### What needs to be done
The lines to copy are those holding the string "automatically" in the entries below.

*** Data extracts

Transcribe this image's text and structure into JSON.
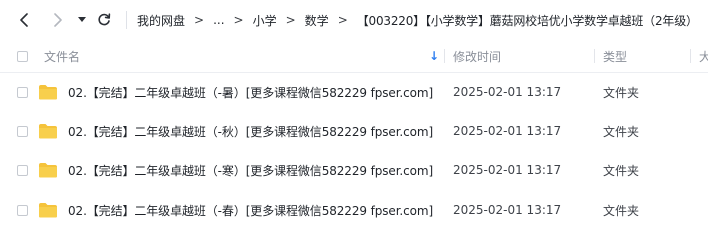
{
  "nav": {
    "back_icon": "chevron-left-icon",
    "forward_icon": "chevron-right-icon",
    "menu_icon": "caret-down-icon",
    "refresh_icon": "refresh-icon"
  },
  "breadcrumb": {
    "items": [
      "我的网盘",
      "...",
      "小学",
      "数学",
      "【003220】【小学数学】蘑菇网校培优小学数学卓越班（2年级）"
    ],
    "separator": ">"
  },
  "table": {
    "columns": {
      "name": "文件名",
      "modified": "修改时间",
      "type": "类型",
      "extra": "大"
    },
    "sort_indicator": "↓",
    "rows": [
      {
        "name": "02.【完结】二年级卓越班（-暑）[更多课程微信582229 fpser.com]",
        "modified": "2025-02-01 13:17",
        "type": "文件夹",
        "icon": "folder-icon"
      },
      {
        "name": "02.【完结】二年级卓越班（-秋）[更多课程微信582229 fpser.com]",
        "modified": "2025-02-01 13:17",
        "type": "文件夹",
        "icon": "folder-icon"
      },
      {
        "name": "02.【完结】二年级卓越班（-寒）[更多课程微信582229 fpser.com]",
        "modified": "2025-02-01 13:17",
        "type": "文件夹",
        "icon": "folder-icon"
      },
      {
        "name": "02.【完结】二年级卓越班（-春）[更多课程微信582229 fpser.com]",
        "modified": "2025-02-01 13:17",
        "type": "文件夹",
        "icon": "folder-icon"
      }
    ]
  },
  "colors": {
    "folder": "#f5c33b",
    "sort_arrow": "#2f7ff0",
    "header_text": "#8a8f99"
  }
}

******
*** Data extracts

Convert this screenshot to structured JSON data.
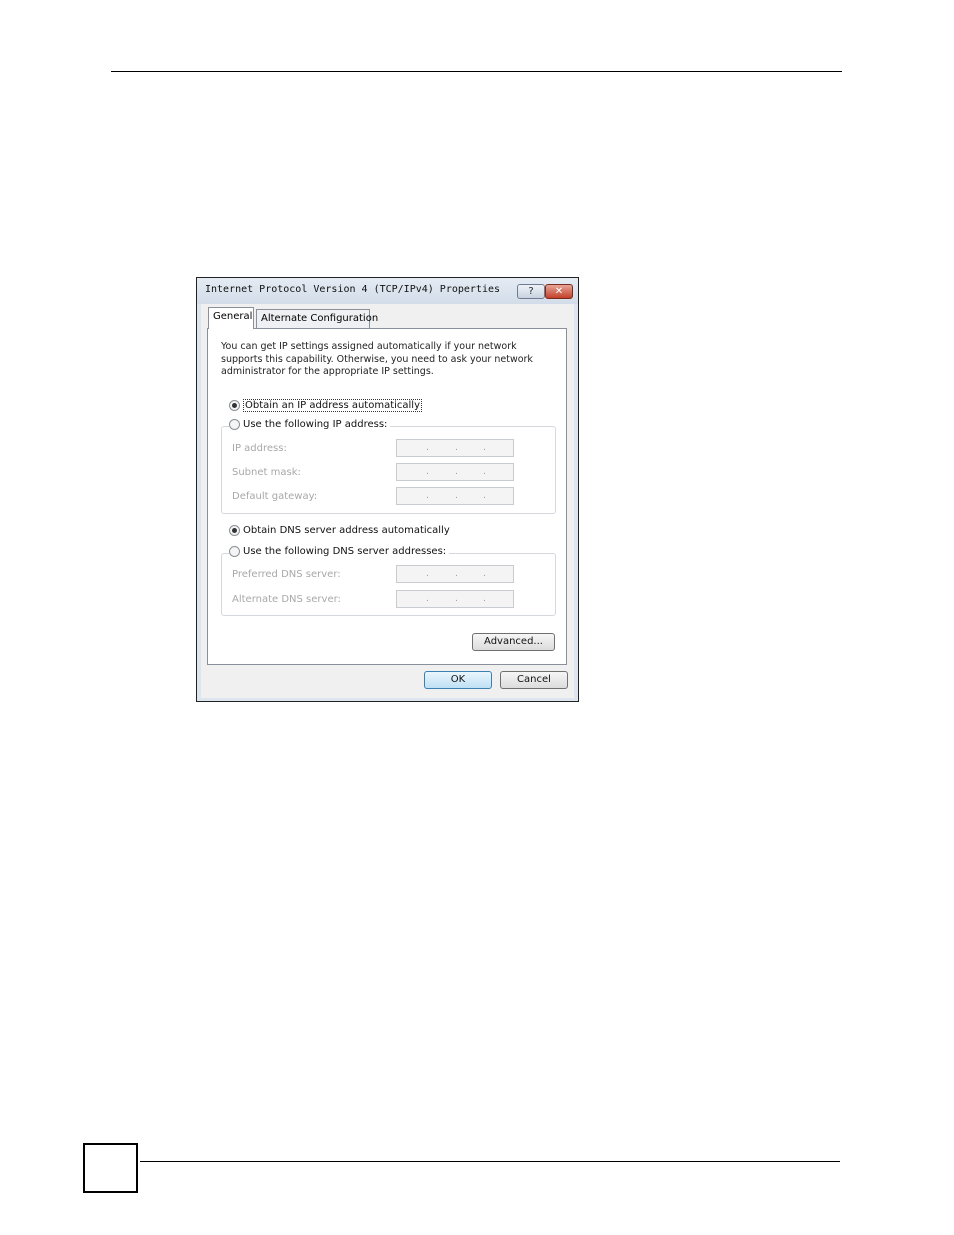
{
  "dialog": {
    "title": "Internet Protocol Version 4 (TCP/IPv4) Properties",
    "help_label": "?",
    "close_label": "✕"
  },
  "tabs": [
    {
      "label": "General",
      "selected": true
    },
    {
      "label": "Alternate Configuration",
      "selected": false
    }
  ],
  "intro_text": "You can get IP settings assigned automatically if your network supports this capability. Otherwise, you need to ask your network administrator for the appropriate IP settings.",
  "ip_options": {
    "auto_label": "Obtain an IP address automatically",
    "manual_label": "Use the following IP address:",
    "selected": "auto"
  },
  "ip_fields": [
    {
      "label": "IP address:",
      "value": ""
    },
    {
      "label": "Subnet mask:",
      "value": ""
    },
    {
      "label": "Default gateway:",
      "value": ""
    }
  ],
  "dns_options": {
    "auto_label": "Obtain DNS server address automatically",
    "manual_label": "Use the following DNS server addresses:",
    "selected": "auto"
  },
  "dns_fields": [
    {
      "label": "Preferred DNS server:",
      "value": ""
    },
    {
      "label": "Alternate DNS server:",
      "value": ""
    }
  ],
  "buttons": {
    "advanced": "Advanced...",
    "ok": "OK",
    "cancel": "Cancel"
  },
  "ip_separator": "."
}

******

### Exercise response
  "intro_text": "You can get IP settings assigned automatically if your network supports this capability. Otherwise, you need to ask your network administrator for the appropriate IP settings.",
    "auto_label": "Obtain an IP address automatically",
    "auto_label": "Obtain DNS server address automatically",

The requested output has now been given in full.